When Justin Trudeau comes to Toronto in June, he’ll do something that no Canadian prime minister has ever done — march in a Pride parade.
And then he’ll do it again in Vancouver, and one more time in Montreal.
Though Trudeau has marched in many Pride parades before, he understands that this year will be different.
“We recognize that it’s not just me going to the parade yet again,” he says. “The community and Canadians put in place a prime minister who understood how important it is to attend Pride. And that’s something to celebrate — it’s a milestone.”
Ahead of his history-making marches, Trudeau sat down for a 20-minute, one-on-one interview with Daily Xtra to talk about LGBT issues facing the federal government.
Trudeau says that every year that he’s gone to a Pride celebration, at least one journalist will ask if Pride is still relevant and why everyone still makes such a big deal out of it.
And so why exactly does it still matter?
“Well, Orlando is one example,” Trudeau says. “The situation around the world where people look at Toronto Pride or Prides across the country and say, oh my god, wouldn’t it be wonderful if our country was like that.”
Trudeau won’t be the first sitting world leader to march in a Pride — that honour goes to former Danish PM Helle Thorning-Schmidt, who marched in 2012. But Trudeau’s participation is meant to signal a new relationship between the federal government and LGBT Canadians after a frosty decade of Conservative rule.
And certainly, the tone from Ottawa has shifted.
In 2016, he raised the Pride flag at Parliament Hill for the first time ever.

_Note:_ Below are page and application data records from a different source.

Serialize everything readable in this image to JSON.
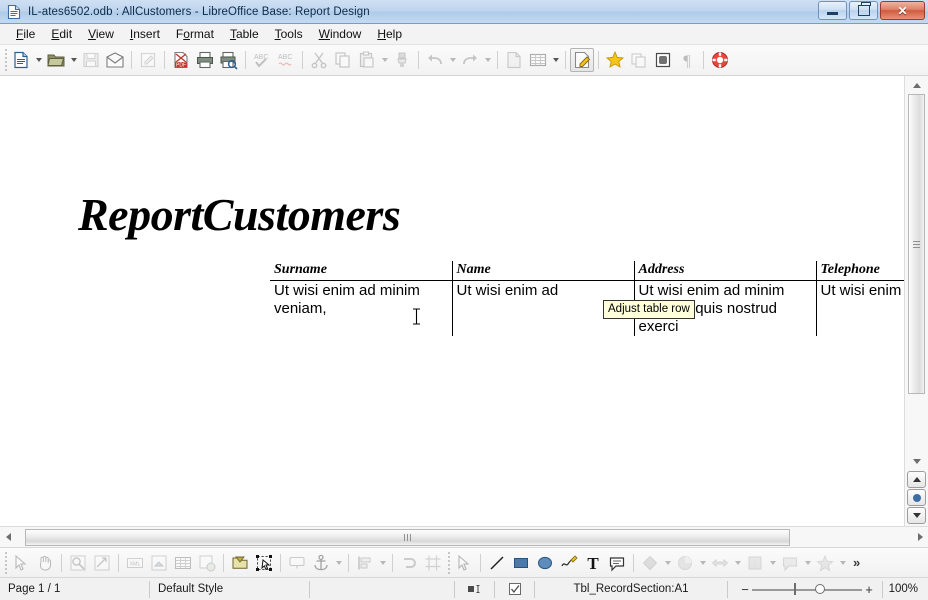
{
  "window": {
    "title": "IL-ates6502.odb : AllCustomers - LibreOffice Base: Report Design",
    "app_icon": "document-icon",
    "controls": {
      "minimize": "minimize-button",
      "restore": "restore-button",
      "close": "close-button"
    }
  },
  "menubar": {
    "items": [
      {
        "label": "File",
        "accel": "F"
      },
      {
        "label": "Edit",
        "accel": "E"
      },
      {
        "label": "View",
        "accel": "V"
      },
      {
        "label": "Insert",
        "accel": "I"
      },
      {
        "label": "Format",
        "accel": "o"
      },
      {
        "label": "Table",
        "accel": "T"
      },
      {
        "label": "Tools",
        "accel": "T"
      },
      {
        "label": "Window",
        "accel": "W"
      },
      {
        "label": "Help",
        "accel": "H"
      }
    ]
  },
  "toolbar": {
    "items": [
      {
        "name": "new-document-icon",
        "enabled": true,
        "dropdown": true
      },
      {
        "name": "open-folder-icon",
        "enabled": true,
        "dropdown": true
      },
      {
        "name": "save-icon",
        "enabled": false,
        "dropdown": false
      },
      {
        "name": "email-document-icon",
        "enabled": true,
        "dropdown": false
      },
      {
        "name": "edit-mode-icon",
        "enabled": false,
        "dropdown": false
      },
      {
        "name": "export-pdf-icon",
        "enabled": true,
        "dropdown": false
      },
      {
        "name": "print-icon",
        "enabled": true,
        "dropdown": false
      },
      {
        "name": "print-preview-icon",
        "enabled": true,
        "dropdown": false
      },
      {
        "name": "spelling-icon",
        "enabled": false,
        "dropdown": false
      },
      {
        "name": "autospellcheck-icon",
        "enabled": false,
        "dropdown": false
      },
      {
        "name": "cut-icon",
        "enabled": false,
        "dropdown": false
      },
      {
        "name": "copy-icon",
        "enabled": false,
        "dropdown": false
      },
      {
        "name": "paste-icon",
        "enabled": false,
        "dropdown": true
      },
      {
        "name": "clone-formatting-icon",
        "enabled": false,
        "dropdown": false
      },
      {
        "name": "undo-icon",
        "enabled": false,
        "dropdown": true
      },
      {
        "name": "redo-icon",
        "enabled": false,
        "dropdown": true
      },
      {
        "name": "insert-page-icon",
        "enabled": false,
        "dropdown": false
      },
      {
        "name": "insert-table-icon",
        "enabled": true,
        "dropdown": true
      },
      {
        "name": "edit-file-icon",
        "enabled": true,
        "dropdown": false,
        "pressed": true
      },
      {
        "name": "gallery-icon",
        "enabled": true,
        "dropdown": false
      },
      {
        "name": "navigator-icon",
        "enabled": false,
        "dropdown": false
      },
      {
        "name": "data-sources-icon",
        "enabled": true,
        "dropdown": false
      },
      {
        "name": "formatting-marks-icon",
        "enabled": false,
        "dropdown": false
      },
      {
        "name": "help-icon",
        "enabled": true,
        "dropdown": false
      }
    ]
  },
  "report": {
    "title": "ReportCustomers",
    "table": {
      "headers": [
        "Surname",
        "Name",
        "Address",
        "Telephone"
      ],
      "rows": [
        [
          "Ut wisi enim ad minim\nveniam,",
          "Ut wisi enim ad",
          "Ut wisi enim ad minim\nveniam, quis nostrud\nexerci",
          "Ut wisi enim"
        ]
      ]
    }
  },
  "tooltip": {
    "text": "Adjust table row"
  },
  "cursor": {
    "type": "text-ibeam-cursor"
  },
  "drawing_toolbar": {
    "items": [
      {
        "name": "select-arrow-icon",
        "enabled": false,
        "dropdown": false
      },
      {
        "name": "pan-hand-icon",
        "enabled": false,
        "dropdown": false
      },
      {
        "name": "zoom-tool-icon",
        "enabled": false,
        "dropdown": false
      },
      {
        "name": "zoom-region-icon",
        "enabled": false,
        "dropdown": false
      },
      {
        "name": "xml-source-icon",
        "enabled": false,
        "dropdown": false
      },
      {
        "name": "insert-field-icon",
        "enabled": false,
        "dropdown": false
      },
      {
        "name": "table-grid-icon",
        "enabled": false,
        "dropdown": false
      },
      {
        "name": "add-field-icon",
        "enabled": false,
        "dropdown": false
      },
      {
        "name": "report-navigator-icon",
        "enabled": true,
        "dropdown": false
      },
      {
        "name": "select-objects-icon",
        "enabled": true,
        "dropdown": false
      },
      {
        "name": "label-field-icon",
        "enabled": false,
        "dropdown": false
      },
      {
        "name": "anchor-icon",
        "enabled": false,
        "dropdown": true
      },
      {
        "name": "align-left-icon",
        "enabled": false,
        "dropdown": true
      },
      {
        "name": "send-backward-icon",
        "enabled": false,
        "dropdown": false
      },
      {
        "name": "crop-frame-icon",
        "enabled": false,
        "dropdown": false
      },
      {
        "name": "draw-select-arrow-icon",
        "enabled": false,
        "dropdown": false
      },
      {
        "name": "line-icon",
        "enabled": true,
        "dropdown": false
      },
      {
        "name": "rectangle-icon",
        "enabled": true,
        "dropdown": false
      },
      {
        "name": "ellipse-icon",
        "enabled": true,
        "dropdown": false
      },
      {
        "name": "freeform-line-icon",
        "enabled": true,
        "dropdown": false
      },
      {
        "name": "text-box-icon",
        "enabled": true,
        "dropdown": false
      },
      {
        "name": "callout-icon",
        "enabled": true,
        "dropdown": false
      },
      {
        "name": "basic-shapes-icon",
        "enabled": false,
        "dropdown": true
      },
      {
        "name": "symbol-shapes-icon",
        "enabled": false,
        "dropdown": true
      },
      {
        "name": "block-arrows-icon",
        "enabled": false,
        "dropdown": true
      },
      {
        "name": "flowchart-shapes-icon",
        "enabled": false,
        "dropdown": true
      },
      {
        "name": "callout-shapes-icon",
        "enabled": false,
        "dropdown": true
      },
      {
        "name": "stars-icon",
        "enabled": false,
        "dropdown": true
      }
    ],
    "overflow_label": "»"
  },
  "statusbar": {
    "page": "Page 1 / 1",
    "page_style": "Default Style",
    "selection_mode_icon": "selection-mode-icon",
    "modified_icon": "document-modified-icon",
    "object_info": "Tbl_RecordSection:A1",
    "zoom_minus": "−",
    "zoom_plus": "+",
    "zoom_level": "100%"
  },
  "scrollbars": {
    "vertical": {
      "up_arrow": "scroll-up-arrow",
      "down_arrow": "scroll-down-arrow",
      "prev_page": "previous-page-button",
      "navigation": "navigation-button",
      "next_page": "next-page-button"
    },
    "horizontal": {
      "left_arrow": "scroll-left-arrow",
      "right_arrow": "scroll-right-arrow"
    }
  },
  "colors": {
    "titlebar_accent": "#aecbe9",
    "close_button": "#cf5a3e",
    "tooltip_bg": "#ffffdc",
    "canvas_bg": "#ffffff",
    "chrome_bg": "#f1f1f1"
  }
}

His government wholeheartedly embraced a trans rights bill that for years had languished in Parliament, though whether it will be approved by the Senate is still an open question.
And his decision to march at Pride speaks to the broader vision of Canada that he articulates — an open, progressive country where all citizens are accepted.
“I think just understanding that this is a trend line we’re on, that we still have more work to do,” he says. “But I think if the legacy is us anchoring Canada as a place of openness and respect and defence of everyone’s rights, then that’ll be a good one.”
But on many issues, some LGBT Canadians are already expressing their disappointment with the pace of change. Whether it’s the blood ban, LGBT refugees, relationships with homophobic countries or apologies for past wrongs perpetrated by the Canadian state, many people are insisting that Trudeau take more notice.
Over the next few days, Daily Xtra will be publishing more stories from our interview with the prime minister that touches on those and other topics.
So what does Justin Trudeau want his legacy on LGBT issues to be?
“To get it to the point when we have an LGBT prime minister and nobody notices,” he says.